Below are records; work out how many of their lines contain "JSON" and give only that number.

*** Opening of Data for analysis ***

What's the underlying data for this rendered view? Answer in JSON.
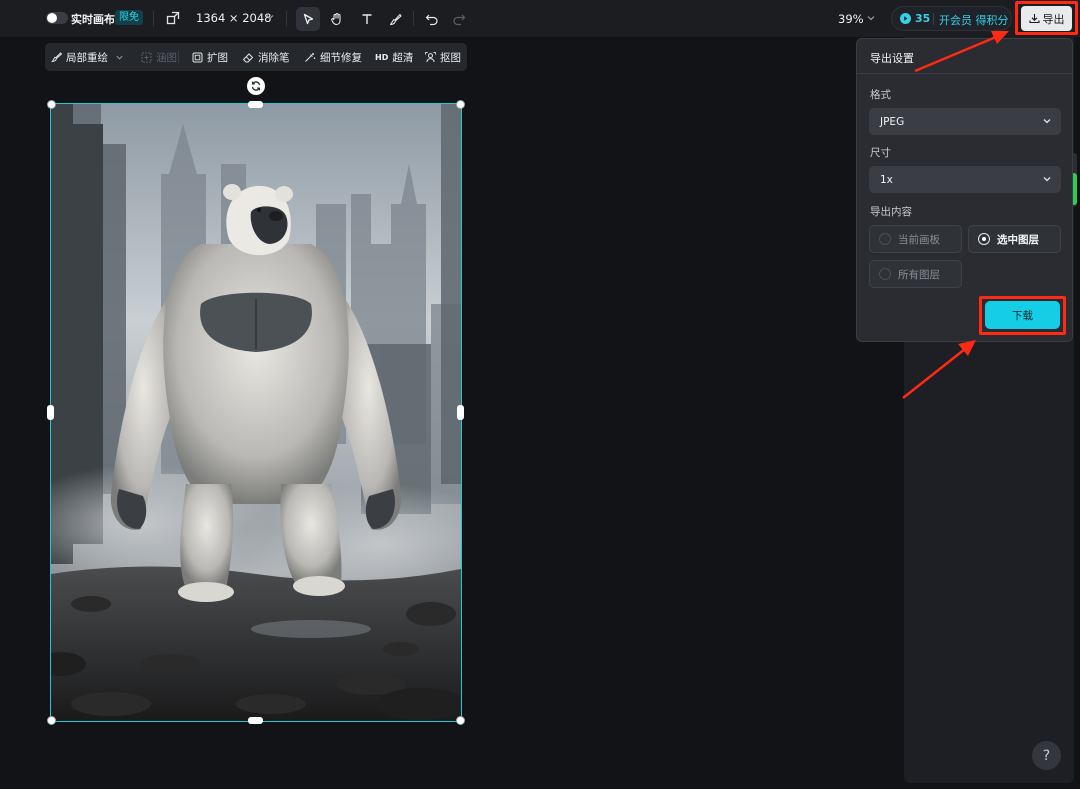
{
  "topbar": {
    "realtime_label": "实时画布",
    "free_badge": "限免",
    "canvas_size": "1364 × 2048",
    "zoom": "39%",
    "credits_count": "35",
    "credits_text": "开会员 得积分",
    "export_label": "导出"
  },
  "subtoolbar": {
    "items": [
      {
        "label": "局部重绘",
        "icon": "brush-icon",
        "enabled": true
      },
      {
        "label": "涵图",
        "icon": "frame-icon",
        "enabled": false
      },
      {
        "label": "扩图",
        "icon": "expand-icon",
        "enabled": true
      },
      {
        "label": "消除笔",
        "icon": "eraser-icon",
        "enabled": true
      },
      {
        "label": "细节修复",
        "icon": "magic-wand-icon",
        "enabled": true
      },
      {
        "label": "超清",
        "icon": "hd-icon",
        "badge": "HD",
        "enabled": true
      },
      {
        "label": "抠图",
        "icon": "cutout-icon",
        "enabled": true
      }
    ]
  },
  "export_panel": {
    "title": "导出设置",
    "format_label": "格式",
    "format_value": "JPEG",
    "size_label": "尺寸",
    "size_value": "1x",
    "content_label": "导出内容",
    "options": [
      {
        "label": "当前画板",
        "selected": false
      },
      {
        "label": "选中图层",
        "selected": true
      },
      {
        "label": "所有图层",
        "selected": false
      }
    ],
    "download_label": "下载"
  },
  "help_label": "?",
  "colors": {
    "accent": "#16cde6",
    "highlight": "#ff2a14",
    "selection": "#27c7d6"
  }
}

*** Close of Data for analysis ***
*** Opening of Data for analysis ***

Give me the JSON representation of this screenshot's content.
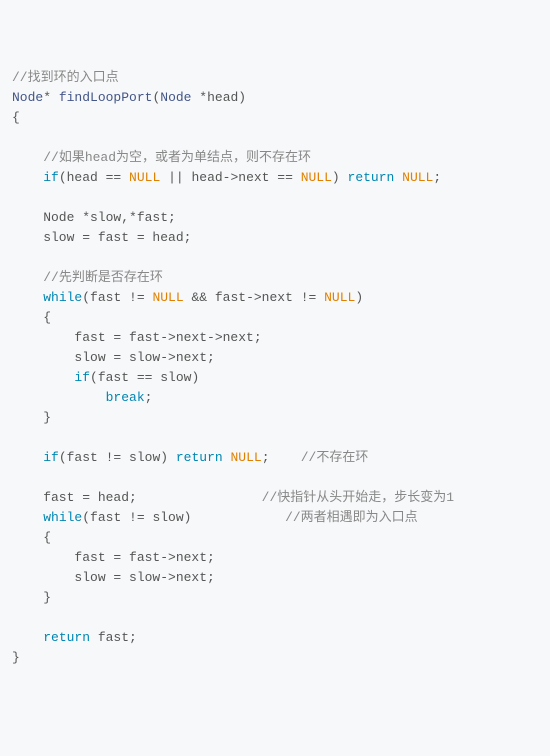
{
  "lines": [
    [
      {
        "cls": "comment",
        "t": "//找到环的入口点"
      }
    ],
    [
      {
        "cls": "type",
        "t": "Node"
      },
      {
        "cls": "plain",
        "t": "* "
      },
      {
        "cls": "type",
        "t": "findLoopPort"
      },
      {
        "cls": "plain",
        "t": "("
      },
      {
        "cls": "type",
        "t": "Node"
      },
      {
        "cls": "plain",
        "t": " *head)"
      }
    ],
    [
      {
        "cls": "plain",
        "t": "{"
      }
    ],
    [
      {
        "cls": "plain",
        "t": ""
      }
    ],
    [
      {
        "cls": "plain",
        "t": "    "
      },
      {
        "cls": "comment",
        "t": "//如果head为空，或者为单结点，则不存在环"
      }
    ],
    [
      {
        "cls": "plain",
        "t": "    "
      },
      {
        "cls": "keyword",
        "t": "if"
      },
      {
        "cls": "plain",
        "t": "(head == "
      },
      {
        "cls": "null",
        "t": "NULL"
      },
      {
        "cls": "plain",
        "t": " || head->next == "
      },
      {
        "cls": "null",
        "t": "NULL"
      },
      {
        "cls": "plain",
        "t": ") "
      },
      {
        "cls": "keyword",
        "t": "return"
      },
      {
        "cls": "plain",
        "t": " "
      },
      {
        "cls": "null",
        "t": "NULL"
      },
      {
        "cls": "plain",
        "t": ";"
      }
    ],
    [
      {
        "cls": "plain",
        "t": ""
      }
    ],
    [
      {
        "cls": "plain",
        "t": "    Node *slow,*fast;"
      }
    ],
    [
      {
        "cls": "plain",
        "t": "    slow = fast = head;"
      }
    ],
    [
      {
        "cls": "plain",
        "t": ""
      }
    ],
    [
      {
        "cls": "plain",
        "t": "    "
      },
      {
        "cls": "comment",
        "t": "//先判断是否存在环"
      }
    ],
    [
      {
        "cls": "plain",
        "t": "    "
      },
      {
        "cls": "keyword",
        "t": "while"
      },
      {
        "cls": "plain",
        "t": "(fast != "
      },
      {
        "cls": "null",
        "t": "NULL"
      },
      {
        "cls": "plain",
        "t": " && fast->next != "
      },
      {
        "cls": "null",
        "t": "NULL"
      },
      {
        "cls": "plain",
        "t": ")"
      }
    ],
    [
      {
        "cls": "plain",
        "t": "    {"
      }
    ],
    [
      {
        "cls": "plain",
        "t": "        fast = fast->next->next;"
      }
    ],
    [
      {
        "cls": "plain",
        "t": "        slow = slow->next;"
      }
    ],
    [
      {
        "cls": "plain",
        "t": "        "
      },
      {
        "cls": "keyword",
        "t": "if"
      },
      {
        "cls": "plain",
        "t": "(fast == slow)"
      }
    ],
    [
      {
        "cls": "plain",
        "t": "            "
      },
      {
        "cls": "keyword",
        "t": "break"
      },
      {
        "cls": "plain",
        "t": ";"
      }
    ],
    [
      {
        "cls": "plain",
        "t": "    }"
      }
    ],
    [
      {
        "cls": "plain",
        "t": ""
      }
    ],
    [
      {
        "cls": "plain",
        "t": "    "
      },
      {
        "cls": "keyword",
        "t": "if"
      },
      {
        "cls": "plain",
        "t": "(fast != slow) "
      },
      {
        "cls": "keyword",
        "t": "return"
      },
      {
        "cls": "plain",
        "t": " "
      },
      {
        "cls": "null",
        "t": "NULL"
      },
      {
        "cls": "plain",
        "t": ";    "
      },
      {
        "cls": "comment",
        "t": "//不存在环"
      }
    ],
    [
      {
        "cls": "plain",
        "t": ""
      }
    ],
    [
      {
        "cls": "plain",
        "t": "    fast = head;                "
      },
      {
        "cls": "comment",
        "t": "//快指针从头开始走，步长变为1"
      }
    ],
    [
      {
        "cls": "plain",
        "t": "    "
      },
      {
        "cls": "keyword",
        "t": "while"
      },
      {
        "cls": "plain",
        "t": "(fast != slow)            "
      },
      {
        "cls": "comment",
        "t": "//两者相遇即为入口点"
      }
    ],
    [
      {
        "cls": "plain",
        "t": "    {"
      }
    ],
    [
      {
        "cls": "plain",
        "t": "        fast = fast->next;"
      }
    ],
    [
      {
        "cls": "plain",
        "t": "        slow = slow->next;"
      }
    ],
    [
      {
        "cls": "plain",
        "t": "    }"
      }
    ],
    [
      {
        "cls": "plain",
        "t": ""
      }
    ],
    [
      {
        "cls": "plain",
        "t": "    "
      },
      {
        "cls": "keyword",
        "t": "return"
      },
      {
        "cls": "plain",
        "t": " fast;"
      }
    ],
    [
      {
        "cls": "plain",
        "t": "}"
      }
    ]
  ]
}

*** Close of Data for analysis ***

■ **The answer**: 2